I flinched when, at a recent BBC World Debate Zeinab Badawi asked Bob Zoellick why, when there are so many economists at the World Bank, they couldn’t do anything about protecting developing countries from the impact of the global crisis. Were we asleep at the wheel? Montek Ahluwalia gave us temporary respite by pointing out that the economists in the industrialized countries didn’t see the global recession coming even in their own countries, much less that it would spread to poorer countries.
But this begs the question of why economists didn’t forecast the global financial and economic crisis. Recently there have been two thoughtful pieces addressing this question.
John Kay (hat tip to my colleague Apurva Sanghi) faults economists’ desire to develop a general theory of everything. Meanwhile, Barry Eichengreen (hat tip to Dani Rodrik) says that there is no problem with economic theory, but a problem with its application:
In fact, large swaths of modern economic theory focus squarely on the kind of generic problems that created our current mess. The problem was not an inability to imagine that conflicts of interest, self-dealing and herd behavior could arise, but a peculiar failure to apply those insights to the real world.

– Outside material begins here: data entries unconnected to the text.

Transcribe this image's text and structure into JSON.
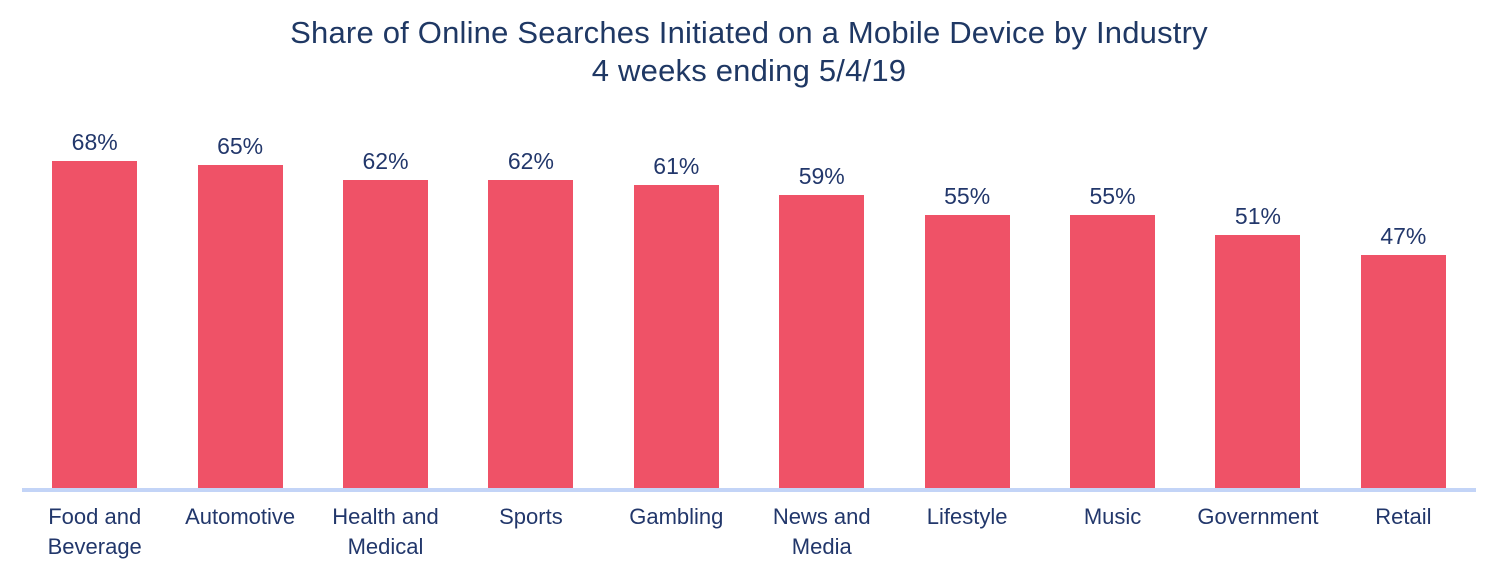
{
  "chart_data": {
    "type": "bar",
    "title": "Share of Online Searches Initiated on a Mobile Device by Industry\n4 weeks ending 5/4/19",
    "title_line1": "Share of Online Searches Initiated on a Mobile Device by Industry",
    "title_line2": "4 weeks ending 5/4/19",
    "xlabel": "",
    "ylabel": "",
    "ylim": [
      0,
      72
    ],
    "grid": false,
    "legend": "none",
    "axis_line_color": "#C3D4F7",
    "bar_color": "#EF5267",
    "text_color": "#22376B",
    "title_color": "#1F3864",
    "background_color": "#FFFFFF",
    "value_suffix": "%",
    "categories": [
      "Food and Beverage",
      "Automotive",
      "Health and Medical",
      "Sports",
      "Gambling",
      "News and Media",
      "Lifestyle",
      "Music",
      "Government",
      "Retail"
    ],
    "values": [
      68,
      65,
      62,
      62,
      61,
      59,
      55,
      55,
      51,
      47
    ],
    "value_labels": [
      "68%",
      "65%",
      "62%",
      "62%",
      "61%",
      "59%",
      "55%",
      "55%",
      "51%",
      "47%"
    ],
    "bars": [
      {
        "category": "Food and Beverage",
        "category_line1": "Food and",
        "category_line2": "Beverage",
        "value": 68,
        "label": "68%"
      },
      {
        "category": "Automotive",
        "category_line1": "Automotive",
        "category_line2": "",
        "value": 65,
        "label": "65%"
      },
      {
        "category": "Health and Medical",
        "category_line1": "Health and",
        "category_line2": "Medical",
        "value": 62,
        "label": "62%"
      },
      {
        "category": "Sports",
        "category_line1": "Sports",
        "category_line2": "",
        "value": 62,
        "label": "62%"
      },
      {
        "category": "Gambling",
        "category_line1": "Gambling",
        "category_line2": "",
        "value": 61,
        "label": "61%"
      },
      {
        "category": "News and Media",
        "category_line1": "News and",
        "category_line2": "Media",
        "value": 59,
        "label": "59%"
      },
      {
        "category": "Lifestyle",
        "category_line1": "Lifestyle",
        "category_line2": "",
        "value": 55,
        "label": "55%"
      },
      {
        "category": "Music",
        "category_line1": "Music",
        "category_line2": "",
        "value": 55,
        "label": "55%"
      },
      {
        "category": "Government",
        "category_line1": "Government",
        "category_line2": "",
        "value": 51,
        "label": "51%"
      },
      {
        "category": "Retail",
        "category_line1": "Retail",
        "category_line2": "",
        "value": 47,
        "label": "47%"
      }
    ]
  }
}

My own thinking is closer to Barry’s. Incorporating the factors that created problems in the financial markets makes the theory complex. But to be effective in the real world, to be able to communicate economic ideas, you have to simplify. Sometimes, you start believing your simplifications as if they were the general theory.